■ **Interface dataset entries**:
++++

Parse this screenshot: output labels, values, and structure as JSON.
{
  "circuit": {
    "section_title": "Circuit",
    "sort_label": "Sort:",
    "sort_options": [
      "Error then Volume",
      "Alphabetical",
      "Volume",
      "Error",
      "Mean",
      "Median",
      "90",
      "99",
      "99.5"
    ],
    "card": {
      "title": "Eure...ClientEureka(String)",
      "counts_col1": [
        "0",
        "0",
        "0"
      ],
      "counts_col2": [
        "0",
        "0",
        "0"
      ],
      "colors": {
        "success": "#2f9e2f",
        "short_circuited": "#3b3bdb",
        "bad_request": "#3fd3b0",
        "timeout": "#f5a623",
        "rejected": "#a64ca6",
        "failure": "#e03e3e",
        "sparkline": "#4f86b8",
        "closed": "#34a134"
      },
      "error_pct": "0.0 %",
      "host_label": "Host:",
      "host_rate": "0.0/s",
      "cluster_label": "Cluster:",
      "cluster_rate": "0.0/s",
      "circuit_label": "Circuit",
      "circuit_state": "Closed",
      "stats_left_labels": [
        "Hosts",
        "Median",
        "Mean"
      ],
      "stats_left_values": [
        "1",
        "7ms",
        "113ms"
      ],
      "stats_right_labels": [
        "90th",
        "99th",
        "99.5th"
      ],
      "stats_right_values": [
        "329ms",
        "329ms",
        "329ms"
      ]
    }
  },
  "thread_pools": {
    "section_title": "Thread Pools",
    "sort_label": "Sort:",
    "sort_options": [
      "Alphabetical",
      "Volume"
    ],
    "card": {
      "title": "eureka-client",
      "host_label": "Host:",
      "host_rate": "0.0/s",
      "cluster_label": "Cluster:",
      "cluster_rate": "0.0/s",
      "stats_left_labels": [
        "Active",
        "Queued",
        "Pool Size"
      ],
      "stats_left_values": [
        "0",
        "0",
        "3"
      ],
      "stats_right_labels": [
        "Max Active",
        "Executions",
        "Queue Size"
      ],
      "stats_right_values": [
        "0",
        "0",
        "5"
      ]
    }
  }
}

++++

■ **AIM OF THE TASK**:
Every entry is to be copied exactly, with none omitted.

■ **RESPONSE FOR THIS EXERCISE**:
Parse this screenshot: output labels, values, and structure as JSON.
{
  "circuit": {
    "section_title": "Circuit",
    "sort_label": "Sort:",
    "sort_options": [
      "Error then Volume",
      "Alphabetical",
      "Volume",
      "Error",
      "Mean",
      "Median",
      "90",
      "99",
      "99.5"
    ],
    "card": {
      "title": "Eure...ClientEureka(String)",
      "counts_col1": [
        "0",
        "0",
        "0"
      ],
      "counts_col2": [
        "0",
        "0",
        "0"
      ],
      "colors": {
        "success": "#2f9e2f",
        "short_circuited": "#3b3bdb",
        "bad_request": "#3fd3b0",
        "timeout": "#f5a623",
        "rejected": "#a64ca6",
        "failure": "#e03e3e",
        "sparkline": "#4f86b8",
        "closed": "#34a134"
      },
      "error_pct": "0.0 %",
      "host_label": "Host:",
      "host_rate": "0.0/s",
      "cluster_label": "Cluster:",
      "cluster_rate": "0.0/s",
      "circuit_label": "Circuit",
      "circuit_state": "Closed",
      "stats_left_labels": [
        "Hosts",
        "Median",
        "Mean"
      ],
      "stats_left_values": [
        "1",
        "7ms",
        "113ms"
      ],
      "stats_right_labels": [
        "90th",
        "99th",
        "99.5th"
      ],
      "stats_right_values": [
        "329ms",
        "329ms",
        "329ms"
      ]
    }
  },
  "thread_pools": {
    "section_title": "Thread Pools",
    "sort_label": "Sort:",
    "sort_options": [
      "Alphabetical",
      "Volume"
    ],
    "card": {
      "title": "eureka-client",
      "host_label": "Host:",
      "host_rate": "0.0/s",
      "cluster_label": "Cluster:",
      "cluster_rate": "0.0/s",
      "stats_left_labels": [
        "Active",
        "Queued",
        "Pool Size"
      ],
      "stats_left_values": [
        "0",
        "0",
        "3"
      ],
      "stats_right_labels": [
        "Max Active",
        "Executions",
        "Queue Size"
      ],
      "stats_right_values": [
        "0",
        "0",
        "5"
      ]
    }
  }
}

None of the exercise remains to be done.